bristle may enter, in way of thy excuse : my death shake him :
• Short and spare. • reints were hook - which fastened the hose or *rterb--- 1 Italian, mistress, dange.
Infirmity, that decays the wise, doth ever make the better fool.
Clo. God send you, Sir, a speedy infirmity, for the better increasing your folly! Sir Toby will be sworn, that I am no fox ; but he will not pass his word for two pence that you are no fool.
Oti. How say you to that, Malvolio !
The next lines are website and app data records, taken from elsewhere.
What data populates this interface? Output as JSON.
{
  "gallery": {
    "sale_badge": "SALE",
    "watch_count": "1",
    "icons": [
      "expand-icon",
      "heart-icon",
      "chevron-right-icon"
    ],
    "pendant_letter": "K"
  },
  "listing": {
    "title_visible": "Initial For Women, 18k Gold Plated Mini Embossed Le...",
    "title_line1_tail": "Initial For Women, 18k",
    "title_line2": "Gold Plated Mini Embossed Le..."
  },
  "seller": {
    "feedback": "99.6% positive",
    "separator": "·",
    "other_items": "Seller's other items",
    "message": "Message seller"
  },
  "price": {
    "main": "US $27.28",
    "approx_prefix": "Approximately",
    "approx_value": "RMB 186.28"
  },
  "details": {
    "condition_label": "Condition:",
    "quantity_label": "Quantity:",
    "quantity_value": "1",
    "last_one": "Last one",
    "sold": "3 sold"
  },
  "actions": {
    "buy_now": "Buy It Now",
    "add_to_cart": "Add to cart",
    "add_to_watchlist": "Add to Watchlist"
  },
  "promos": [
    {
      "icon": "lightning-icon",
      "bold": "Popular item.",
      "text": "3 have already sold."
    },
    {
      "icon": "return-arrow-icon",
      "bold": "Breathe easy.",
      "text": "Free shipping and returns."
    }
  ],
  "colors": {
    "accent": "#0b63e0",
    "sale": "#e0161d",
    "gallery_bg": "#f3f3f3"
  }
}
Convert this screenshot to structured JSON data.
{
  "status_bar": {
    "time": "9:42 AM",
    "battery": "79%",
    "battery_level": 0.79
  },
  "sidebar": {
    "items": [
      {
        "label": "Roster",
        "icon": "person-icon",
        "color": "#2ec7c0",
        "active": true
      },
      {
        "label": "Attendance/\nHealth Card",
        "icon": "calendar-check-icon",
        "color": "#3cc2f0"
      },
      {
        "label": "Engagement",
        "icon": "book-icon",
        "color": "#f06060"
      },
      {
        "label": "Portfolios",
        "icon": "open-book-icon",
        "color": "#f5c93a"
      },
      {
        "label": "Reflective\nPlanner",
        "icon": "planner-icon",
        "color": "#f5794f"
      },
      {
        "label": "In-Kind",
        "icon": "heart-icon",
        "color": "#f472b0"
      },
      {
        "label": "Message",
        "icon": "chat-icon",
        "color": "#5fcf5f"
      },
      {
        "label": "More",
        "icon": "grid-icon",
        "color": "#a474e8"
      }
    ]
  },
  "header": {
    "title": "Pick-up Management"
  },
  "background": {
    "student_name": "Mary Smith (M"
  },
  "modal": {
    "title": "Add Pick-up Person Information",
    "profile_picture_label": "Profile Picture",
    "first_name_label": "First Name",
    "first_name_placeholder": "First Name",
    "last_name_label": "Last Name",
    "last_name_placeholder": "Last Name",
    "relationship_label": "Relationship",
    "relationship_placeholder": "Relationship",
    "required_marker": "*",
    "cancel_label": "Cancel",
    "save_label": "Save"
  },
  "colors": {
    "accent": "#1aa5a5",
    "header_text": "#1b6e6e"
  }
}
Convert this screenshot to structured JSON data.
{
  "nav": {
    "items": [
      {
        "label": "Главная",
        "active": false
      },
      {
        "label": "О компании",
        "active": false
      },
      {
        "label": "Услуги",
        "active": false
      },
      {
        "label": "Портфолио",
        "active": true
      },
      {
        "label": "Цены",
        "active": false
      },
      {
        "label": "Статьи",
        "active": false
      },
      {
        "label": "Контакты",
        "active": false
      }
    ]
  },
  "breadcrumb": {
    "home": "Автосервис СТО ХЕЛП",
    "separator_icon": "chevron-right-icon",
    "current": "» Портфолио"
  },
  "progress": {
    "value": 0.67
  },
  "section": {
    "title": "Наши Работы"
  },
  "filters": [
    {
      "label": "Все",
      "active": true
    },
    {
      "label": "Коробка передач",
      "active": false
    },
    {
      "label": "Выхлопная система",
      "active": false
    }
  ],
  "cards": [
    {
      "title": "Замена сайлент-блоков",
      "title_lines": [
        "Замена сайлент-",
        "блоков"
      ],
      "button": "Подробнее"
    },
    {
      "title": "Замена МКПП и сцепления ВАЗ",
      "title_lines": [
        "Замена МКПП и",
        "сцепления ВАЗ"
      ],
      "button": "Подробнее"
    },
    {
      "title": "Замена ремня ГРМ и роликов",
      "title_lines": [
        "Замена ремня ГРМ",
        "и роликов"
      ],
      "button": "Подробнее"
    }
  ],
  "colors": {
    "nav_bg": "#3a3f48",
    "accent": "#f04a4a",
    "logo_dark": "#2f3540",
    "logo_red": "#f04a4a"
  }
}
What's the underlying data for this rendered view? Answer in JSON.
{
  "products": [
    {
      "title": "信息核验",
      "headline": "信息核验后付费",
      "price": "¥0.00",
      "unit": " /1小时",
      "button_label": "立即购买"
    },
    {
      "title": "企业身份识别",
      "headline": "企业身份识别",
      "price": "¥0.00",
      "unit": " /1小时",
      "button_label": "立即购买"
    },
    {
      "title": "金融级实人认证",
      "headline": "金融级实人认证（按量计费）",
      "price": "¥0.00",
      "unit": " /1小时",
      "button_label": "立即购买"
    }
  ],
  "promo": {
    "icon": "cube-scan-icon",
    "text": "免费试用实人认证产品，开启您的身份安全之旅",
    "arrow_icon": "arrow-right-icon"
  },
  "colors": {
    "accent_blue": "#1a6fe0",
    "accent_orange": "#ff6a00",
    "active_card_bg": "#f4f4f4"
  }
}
Mal. I marvel your ladyship takes delight in such a barren rascal ; I saw him put down the other day with an ordinary fool, that has no more brain than a stone. Look you now, he's out of his guard already : unless you laugh aud minister occasion to him, he is gagged. I protest, I take these wise men, that crow so at these set kind of fools, no better than the fools' zanies.*
Oti. O you are sick of self-love, Malvolio, and taste with a distempered appetite. To be generous, guiltless, and of free disposition, is to take those things for bird-bolts, t that you deem cannon-bullets : There is no slauder in an allowed fool, though he do nothing but rail; nor no railing in a known discreet inau, though he do nothing but reprove.
Clo. Now Mercury endue thee with leasing, t for thou speakest well of fools.